══ The records

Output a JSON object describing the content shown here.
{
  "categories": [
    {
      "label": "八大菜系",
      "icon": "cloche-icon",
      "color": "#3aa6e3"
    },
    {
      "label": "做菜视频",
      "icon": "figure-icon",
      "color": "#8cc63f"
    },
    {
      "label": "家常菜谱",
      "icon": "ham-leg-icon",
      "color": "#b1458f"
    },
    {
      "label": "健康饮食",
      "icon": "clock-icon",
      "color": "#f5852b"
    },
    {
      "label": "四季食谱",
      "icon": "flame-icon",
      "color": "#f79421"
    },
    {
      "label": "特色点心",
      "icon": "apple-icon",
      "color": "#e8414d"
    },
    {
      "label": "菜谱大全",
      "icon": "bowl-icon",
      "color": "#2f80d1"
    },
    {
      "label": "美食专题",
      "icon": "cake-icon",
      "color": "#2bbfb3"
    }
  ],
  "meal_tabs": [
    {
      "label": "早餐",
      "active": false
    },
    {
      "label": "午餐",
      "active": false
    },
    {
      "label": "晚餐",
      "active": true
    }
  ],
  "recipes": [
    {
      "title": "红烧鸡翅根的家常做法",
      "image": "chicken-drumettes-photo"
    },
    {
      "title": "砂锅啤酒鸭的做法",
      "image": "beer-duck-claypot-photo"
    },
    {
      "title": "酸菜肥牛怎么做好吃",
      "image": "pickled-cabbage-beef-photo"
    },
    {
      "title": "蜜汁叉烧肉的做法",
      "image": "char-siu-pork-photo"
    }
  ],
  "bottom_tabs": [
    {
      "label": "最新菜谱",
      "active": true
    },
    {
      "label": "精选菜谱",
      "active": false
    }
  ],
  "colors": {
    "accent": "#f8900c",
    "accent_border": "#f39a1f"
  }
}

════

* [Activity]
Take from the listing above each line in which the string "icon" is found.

* [Exercise response]
      "icon": "cloche-icon",
      "icon": "figure-icon",
      "icon": "ham-leg-icon",
      "icon": "clock-icon",
      "icon": "flame-icon",
      "icon": "apple-icon",
      "icon": "bowl-icon",
      "icon": "cake-icon",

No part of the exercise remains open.